You’re not likely to think of Ridley Scott’s new biblical epic Exodus: Gods & Kings as a Spanish film, but Iberian influences peep out all over its digitally rendered panoramas. Shot in Almería and the Canary Islands, it features Spanish actress María Valverde; the score is by Spanish composer Alberto Iglesias, best known for his collaborations with Pedro Almodóvar; while it’s co-produced by Madrid-based Babieka films. Like Darren Aronofsky’s Noah before, it’s another modern-day retelling of a familiar Bible tale, this time the story of Moses. Christian Bale stars as the prophet leading his people to freedom from slavery under the yoke of Egyptian pharaoh Ramesses II (Joel Edgerton) as a barrage of plagues attacks the kingdom. Rounding off the cast are John Turturro, Breaking Bad’s Aaron Paul, Ben Mendelsohn, Sigourney Weaver and Sir Ben Kingsley. What’s more, anyone in striking distance of Madrid will be able to check out costumes from the film at an exhibition at the city’s Museo del Traje that runs until January 16.

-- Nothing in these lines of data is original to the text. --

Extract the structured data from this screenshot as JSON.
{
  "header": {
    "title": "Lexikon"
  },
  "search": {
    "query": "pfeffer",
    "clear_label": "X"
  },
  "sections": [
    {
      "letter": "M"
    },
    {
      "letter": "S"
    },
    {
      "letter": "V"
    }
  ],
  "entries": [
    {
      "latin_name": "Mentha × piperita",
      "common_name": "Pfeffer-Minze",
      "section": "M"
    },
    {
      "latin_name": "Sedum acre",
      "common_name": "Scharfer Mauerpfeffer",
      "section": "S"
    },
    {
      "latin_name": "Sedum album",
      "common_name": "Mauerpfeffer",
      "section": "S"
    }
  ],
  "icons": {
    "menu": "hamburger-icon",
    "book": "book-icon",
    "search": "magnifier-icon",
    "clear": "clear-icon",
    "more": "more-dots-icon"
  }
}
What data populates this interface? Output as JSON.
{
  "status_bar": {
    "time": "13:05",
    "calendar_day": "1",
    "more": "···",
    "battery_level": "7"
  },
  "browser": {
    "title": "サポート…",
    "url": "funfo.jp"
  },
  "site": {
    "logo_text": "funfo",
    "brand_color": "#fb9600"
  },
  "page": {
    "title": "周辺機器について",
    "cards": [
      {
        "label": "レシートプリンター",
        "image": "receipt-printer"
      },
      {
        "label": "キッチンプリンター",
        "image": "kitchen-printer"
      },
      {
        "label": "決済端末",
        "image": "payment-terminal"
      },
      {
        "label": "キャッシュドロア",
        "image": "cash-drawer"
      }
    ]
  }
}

The annual effort from Woody Allen, Magic in the Moonlight stars Colin Firth as a 1920s stage conjurer who finds his faith in reason put to the test when he’s dispatched to the Côte d’Azur to debunk spiritualist Emma Stone, who’s been taken in by a wealthy family. Marcia Gay Harden, Jacki Weaver, Eileen Atkins and Simon McBurney also feature.
Staying on the other side, horror flick Ouija sees a group of young friends dropping like flies after they start larking around with one of the famous spirit boards. Already a hit in the US and UK, the movie marks the debut of director Stiles White.
Kevin Kline plays hard-drinking, sword-swinging Hollywood star Errol Flynn in The Last of Robin Hood, a biopic about the scandalous relationship the Tasmanian Devil had with an underage starlet at the end of his life. Susan Sarandon plays the pushy stage mom who encouraged the match-up in writer-directors Richard Glatzer and Wash Westmoreland’s drama.
Mommy is already the fifth feature from 25-year-old French-Canadian prodigy Xavier Dolan. The joint winner of this year’s Jury Prize at Cannes (with Jean-Luc Godard’s Goodbye to Language), it’s the story of a single mom being driven to her wits’ end by her tearaway teenage son who receives help from her lonely neighbor.
The debut of filmmaker Rebecca Thomas, Electrick Children stars Julia Garner as a 15-year-old member of a strict Utah Mormon community who falls pregnant after discovering a cassette of banned rock music, claiming listening to the tape triggered an immaculate conception. After her parents arrange a marriage for her, she runs off to Las Vegas to find the man responsible for the child-spawning tunes.